▸ **PROBLEM DESCRIPTION**
Read through the listing, and wherever a line holds the word "capacity", return it.

▸ **DATA FOR ANALYSIS**
▼
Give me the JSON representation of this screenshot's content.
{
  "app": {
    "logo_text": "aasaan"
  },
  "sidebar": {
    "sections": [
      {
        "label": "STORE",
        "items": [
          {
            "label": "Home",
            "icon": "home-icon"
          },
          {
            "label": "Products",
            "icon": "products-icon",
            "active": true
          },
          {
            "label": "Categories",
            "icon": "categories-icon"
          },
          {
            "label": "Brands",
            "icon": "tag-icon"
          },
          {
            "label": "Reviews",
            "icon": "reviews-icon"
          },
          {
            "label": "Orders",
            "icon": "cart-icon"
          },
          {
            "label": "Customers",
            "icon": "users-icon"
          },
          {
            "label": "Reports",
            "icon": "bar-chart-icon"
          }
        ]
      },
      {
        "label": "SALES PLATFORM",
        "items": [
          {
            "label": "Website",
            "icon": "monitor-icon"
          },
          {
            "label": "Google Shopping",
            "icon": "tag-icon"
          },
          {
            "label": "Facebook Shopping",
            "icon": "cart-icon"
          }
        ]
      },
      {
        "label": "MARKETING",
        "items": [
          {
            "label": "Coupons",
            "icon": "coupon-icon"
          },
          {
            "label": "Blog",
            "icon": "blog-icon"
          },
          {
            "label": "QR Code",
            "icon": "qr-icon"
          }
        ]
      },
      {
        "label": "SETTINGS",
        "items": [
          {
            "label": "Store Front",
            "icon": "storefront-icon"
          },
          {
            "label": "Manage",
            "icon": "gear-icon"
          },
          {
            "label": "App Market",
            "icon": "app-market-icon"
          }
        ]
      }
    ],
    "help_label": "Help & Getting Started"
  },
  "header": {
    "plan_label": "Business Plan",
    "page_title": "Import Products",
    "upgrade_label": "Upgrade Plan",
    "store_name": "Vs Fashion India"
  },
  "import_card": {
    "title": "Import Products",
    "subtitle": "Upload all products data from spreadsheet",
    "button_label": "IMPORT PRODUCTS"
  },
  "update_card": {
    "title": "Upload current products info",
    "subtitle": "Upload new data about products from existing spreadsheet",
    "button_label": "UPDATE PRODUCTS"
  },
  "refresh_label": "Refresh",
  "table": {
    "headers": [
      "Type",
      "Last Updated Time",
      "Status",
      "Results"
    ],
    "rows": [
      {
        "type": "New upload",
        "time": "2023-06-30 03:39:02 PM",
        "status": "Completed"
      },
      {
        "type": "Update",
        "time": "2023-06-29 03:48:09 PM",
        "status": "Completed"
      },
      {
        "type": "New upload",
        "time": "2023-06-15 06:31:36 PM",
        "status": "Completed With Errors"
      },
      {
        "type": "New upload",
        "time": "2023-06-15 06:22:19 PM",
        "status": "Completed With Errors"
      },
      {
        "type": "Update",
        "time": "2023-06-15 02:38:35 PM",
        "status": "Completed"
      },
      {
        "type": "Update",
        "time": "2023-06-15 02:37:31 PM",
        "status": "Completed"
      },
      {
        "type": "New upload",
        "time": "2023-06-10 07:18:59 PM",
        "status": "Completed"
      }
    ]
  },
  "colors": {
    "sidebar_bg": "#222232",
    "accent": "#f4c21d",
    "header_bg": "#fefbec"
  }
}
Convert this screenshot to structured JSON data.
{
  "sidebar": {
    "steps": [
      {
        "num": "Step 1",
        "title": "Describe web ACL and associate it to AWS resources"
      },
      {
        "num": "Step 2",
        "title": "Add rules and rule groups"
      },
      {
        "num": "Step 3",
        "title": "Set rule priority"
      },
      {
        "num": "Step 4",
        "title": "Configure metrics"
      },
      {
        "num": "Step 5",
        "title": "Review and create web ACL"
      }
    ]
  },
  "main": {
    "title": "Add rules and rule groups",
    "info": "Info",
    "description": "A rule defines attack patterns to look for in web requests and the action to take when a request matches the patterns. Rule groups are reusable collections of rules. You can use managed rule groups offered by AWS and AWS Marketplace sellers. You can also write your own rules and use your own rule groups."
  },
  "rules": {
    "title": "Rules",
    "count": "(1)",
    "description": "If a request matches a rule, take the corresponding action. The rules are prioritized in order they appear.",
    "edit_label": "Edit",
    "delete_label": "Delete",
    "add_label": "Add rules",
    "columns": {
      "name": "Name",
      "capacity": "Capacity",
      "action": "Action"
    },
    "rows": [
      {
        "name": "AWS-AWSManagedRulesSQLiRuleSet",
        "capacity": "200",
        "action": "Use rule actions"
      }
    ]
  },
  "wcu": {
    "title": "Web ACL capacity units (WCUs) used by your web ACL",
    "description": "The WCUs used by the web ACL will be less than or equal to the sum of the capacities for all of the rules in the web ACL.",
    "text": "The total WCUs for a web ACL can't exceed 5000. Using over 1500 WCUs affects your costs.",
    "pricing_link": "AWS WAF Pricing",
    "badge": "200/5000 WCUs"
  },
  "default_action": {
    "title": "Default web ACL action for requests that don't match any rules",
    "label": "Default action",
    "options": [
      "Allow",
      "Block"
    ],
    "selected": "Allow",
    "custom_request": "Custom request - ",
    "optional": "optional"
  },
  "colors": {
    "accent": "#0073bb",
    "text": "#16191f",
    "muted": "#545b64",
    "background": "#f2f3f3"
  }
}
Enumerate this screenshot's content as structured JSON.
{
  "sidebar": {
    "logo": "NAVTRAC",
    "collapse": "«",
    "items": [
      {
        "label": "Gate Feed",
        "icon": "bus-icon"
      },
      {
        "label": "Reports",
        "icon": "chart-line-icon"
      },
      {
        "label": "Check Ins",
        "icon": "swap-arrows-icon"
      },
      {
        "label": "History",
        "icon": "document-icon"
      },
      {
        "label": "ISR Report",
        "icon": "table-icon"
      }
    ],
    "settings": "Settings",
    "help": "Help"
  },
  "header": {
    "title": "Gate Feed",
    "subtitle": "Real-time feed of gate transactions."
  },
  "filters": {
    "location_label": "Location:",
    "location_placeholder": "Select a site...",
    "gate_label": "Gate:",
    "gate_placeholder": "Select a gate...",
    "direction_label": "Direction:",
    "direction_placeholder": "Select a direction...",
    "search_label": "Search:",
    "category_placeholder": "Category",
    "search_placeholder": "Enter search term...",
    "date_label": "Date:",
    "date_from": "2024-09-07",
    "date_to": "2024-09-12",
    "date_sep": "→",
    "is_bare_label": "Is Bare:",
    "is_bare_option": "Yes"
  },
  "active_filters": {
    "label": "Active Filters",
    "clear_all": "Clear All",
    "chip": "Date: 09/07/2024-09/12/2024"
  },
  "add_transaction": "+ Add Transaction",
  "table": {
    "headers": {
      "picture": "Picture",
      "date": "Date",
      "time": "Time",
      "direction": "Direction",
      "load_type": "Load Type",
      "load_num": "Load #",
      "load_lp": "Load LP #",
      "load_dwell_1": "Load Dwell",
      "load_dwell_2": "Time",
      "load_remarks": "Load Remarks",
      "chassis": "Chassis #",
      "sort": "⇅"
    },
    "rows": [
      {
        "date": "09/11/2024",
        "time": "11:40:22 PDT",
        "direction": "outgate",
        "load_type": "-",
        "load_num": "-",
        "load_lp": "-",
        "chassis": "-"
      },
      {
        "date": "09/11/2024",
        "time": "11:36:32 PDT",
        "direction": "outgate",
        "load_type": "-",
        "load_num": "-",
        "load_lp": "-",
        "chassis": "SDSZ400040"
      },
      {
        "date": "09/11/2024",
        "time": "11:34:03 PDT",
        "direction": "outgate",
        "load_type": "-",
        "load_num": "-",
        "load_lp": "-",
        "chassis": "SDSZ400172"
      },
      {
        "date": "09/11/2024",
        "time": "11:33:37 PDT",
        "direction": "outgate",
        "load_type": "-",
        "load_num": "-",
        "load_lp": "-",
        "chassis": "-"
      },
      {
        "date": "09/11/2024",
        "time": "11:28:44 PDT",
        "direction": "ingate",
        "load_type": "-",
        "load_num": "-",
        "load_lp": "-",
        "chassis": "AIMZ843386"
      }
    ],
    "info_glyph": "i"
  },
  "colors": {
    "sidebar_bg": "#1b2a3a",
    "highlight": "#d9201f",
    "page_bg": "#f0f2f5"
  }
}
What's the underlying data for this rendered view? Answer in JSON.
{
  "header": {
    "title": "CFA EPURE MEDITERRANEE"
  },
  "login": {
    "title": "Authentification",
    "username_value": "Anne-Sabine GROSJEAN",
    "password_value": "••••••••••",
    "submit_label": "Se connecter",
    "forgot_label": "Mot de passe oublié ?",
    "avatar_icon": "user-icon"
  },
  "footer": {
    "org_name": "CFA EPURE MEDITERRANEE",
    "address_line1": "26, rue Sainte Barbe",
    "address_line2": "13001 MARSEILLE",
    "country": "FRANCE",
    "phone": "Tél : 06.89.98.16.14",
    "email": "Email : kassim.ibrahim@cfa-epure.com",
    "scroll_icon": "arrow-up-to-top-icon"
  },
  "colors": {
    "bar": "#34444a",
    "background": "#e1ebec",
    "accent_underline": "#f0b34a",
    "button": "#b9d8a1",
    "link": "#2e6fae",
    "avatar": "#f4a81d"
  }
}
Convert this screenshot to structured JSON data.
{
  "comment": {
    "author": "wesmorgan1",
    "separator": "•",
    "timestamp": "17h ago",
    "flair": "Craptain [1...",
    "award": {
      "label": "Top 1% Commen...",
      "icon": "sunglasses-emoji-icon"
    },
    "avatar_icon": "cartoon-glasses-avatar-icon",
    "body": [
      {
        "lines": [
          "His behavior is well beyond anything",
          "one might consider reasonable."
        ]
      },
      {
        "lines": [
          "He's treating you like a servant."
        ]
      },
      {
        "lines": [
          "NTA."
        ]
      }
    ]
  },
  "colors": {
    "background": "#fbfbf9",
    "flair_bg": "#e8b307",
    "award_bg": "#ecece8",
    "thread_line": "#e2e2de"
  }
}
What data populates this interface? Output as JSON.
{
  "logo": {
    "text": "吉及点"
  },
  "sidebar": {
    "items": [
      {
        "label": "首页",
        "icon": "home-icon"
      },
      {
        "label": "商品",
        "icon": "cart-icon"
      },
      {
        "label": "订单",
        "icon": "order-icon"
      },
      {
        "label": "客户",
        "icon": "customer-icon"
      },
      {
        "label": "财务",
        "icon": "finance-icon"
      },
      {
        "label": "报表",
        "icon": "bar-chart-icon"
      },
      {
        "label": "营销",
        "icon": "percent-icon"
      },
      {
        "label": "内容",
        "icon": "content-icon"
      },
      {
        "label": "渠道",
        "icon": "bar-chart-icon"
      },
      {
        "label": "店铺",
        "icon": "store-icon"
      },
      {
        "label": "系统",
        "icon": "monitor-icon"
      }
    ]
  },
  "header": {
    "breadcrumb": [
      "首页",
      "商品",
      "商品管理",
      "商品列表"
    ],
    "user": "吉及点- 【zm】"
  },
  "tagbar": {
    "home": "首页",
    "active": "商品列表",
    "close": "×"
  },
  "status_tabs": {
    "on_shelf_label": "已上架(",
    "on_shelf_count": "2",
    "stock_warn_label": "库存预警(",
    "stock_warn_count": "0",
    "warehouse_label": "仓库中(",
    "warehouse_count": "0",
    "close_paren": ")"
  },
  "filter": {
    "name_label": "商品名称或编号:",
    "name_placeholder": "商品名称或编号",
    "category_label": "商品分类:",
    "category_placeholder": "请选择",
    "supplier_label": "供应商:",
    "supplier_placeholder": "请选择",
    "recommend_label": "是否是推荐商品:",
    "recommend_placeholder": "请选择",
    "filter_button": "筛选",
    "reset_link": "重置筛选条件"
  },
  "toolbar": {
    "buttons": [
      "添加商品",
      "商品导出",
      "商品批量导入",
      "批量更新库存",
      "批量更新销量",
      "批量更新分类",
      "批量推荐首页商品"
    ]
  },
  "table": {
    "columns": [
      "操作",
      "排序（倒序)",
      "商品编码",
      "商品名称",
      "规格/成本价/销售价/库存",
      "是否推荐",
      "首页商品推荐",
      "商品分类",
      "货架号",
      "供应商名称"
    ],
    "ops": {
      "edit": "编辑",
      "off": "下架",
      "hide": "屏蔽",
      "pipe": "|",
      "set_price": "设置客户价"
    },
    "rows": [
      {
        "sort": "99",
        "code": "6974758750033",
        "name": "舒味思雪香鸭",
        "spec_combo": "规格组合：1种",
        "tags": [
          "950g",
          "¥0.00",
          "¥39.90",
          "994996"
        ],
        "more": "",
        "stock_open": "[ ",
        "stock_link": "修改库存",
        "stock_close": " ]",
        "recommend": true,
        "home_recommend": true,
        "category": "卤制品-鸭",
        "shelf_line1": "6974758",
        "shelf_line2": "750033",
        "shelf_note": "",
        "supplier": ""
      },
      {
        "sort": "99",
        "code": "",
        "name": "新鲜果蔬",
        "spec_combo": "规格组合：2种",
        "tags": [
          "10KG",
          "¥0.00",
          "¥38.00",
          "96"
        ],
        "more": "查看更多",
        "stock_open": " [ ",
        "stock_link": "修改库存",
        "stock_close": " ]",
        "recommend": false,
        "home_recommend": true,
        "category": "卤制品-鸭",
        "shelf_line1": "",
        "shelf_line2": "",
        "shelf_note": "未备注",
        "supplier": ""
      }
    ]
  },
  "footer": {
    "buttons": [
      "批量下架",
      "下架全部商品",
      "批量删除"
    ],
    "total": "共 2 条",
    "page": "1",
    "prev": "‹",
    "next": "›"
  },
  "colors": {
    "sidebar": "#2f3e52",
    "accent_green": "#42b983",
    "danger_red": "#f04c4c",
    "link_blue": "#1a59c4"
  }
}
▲
▸ **SOLUTION**
      "capacity": "Capacity",
        "capacity": "200",
    "title": "Web ACL capacity units (WCUs) used by your web ACL",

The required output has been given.